Here's the fix: Laugh. Have fun. Keep toys in your office. Provide candy at meetings. Get a remote controlled car or tricycle to drive around the office. Or put up funny art and change it when it gets stale.

When you relax, your team knows it's okay for them to relax too.

6. You're in your people's business too much.

You're the classic micromanager. You know every detail of what they're working on and you've become a control freak. They have no room to make decisions on their own (which means yes, they'll make a mistake or two).

Here's the fix: Back the heck off. Give your folks some breathing room. Pick a few low-risk projects and commit to not doing ANYTHING on them unless your team member asks you for assistance. Yes, it might be uncomfortable for you. But give it a try.

7. You're a suck-up.

Your team hates seeing you suck up, because it shows them that you aren't willing to stand up for anything important. It can also signal to them that you expect them to be a sycophant just like you.

The fix: Challenge decisions made by the higher-ups that adversely affect your people. Your team expects you to protect them as best you can.

Occasionally that requires pushing back on those higher than you in food chain on behalf of your team. Be careful how often and when you do it. Always do it in private. And make it about the decision, not the decision maker.

8. You treat them like mushrooms.

That is you keep them in the dark and feed them a bunch of crap. If you're not sure if you're guilty of this, then ask yourself:

  • Do you ration information as if you're handing out $1000 bills?
  • Do you withhold "important" things from them because it's "need to know" only?

If so, all you're doing is creating gossip and fear.

Here's the fix: Stop acting like James Bond who treats information as if it's for your eyes only and divulging it would put the security of the entire UK at risk. The basic premise to follow here is that they know what you know.

Sure, some HR-related issues are confidential and can't be shared (mergers, compensation decisions, impending layoffs) but the vast majority of things can be shared with your team.

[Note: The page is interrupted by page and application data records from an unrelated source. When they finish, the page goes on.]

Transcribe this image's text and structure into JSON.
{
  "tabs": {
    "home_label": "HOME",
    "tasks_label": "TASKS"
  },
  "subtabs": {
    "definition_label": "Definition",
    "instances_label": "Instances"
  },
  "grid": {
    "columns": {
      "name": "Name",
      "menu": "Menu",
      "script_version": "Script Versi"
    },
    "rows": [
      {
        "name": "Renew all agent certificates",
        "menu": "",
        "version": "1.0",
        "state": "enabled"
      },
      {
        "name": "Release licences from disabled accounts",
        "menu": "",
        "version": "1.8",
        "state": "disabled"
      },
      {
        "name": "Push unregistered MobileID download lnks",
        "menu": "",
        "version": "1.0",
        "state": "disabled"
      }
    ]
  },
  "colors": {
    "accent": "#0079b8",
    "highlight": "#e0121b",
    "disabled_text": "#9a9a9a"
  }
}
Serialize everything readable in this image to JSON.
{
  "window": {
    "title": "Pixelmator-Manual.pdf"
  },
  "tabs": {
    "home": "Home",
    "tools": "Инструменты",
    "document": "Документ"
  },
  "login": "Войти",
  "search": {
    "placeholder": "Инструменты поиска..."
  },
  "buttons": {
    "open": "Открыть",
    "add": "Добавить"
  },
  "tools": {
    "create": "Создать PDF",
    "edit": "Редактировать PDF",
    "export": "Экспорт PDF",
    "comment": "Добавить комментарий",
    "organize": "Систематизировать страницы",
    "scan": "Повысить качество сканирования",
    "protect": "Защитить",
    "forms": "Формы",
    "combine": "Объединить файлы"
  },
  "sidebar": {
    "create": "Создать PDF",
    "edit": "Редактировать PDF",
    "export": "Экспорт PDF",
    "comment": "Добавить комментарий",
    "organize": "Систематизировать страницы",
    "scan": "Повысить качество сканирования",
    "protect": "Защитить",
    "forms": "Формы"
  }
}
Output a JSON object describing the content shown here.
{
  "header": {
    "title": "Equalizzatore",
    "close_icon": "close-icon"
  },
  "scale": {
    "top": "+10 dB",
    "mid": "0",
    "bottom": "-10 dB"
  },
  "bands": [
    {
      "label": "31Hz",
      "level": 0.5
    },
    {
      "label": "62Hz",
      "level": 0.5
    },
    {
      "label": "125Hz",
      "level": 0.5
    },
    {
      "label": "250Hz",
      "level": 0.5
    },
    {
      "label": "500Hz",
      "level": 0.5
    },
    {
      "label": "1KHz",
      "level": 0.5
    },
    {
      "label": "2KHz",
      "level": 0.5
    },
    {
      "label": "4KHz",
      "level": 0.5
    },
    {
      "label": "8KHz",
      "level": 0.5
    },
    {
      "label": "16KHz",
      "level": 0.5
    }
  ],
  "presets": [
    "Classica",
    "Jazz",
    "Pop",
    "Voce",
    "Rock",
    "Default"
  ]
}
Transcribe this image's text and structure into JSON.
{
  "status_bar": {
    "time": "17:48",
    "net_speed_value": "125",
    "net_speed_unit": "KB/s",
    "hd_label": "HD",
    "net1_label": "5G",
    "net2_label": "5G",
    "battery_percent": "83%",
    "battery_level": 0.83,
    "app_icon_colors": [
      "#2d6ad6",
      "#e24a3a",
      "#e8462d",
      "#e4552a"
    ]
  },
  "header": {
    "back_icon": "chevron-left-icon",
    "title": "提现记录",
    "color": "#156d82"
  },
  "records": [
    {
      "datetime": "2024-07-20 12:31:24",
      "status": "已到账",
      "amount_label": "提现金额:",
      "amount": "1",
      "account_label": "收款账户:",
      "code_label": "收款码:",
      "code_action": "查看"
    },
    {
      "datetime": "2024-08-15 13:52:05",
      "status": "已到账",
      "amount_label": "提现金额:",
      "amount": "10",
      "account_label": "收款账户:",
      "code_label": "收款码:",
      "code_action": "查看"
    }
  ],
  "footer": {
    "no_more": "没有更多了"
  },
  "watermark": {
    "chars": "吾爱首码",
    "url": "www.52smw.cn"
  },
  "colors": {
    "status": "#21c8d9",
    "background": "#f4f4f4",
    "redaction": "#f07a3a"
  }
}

The more context you provide your folks, the more effectively they'll perform. It will keep them from wasting time gossiping about what's going on and filling their information void with poisonous information.

Sharing information with your team shows them that you trust them and are shooting straight with them. When trust flows from you, it eventually flows back to you.

Yes, these are eight reasons why your team might hate you.

Do any of them fit?

Find out.

Then correct or curb your behaviors.


Trust me -- you (and your team) will be a lot more productive and happier if you do.

About the author: Alan Collins is Founder of SuccessInHR.com and specializes in helping HR professionals take their careers to the next level. He has authored three best selling books: Winning Big in HR, Unwritten HR Rules and Best Kept HR Secrets - all available on Amazon. Alan was formerly Vice President — Human Resources at PepsiCo, where he led HR initiatives for their Quaker Oats, Gatorade and Tropicana businesses.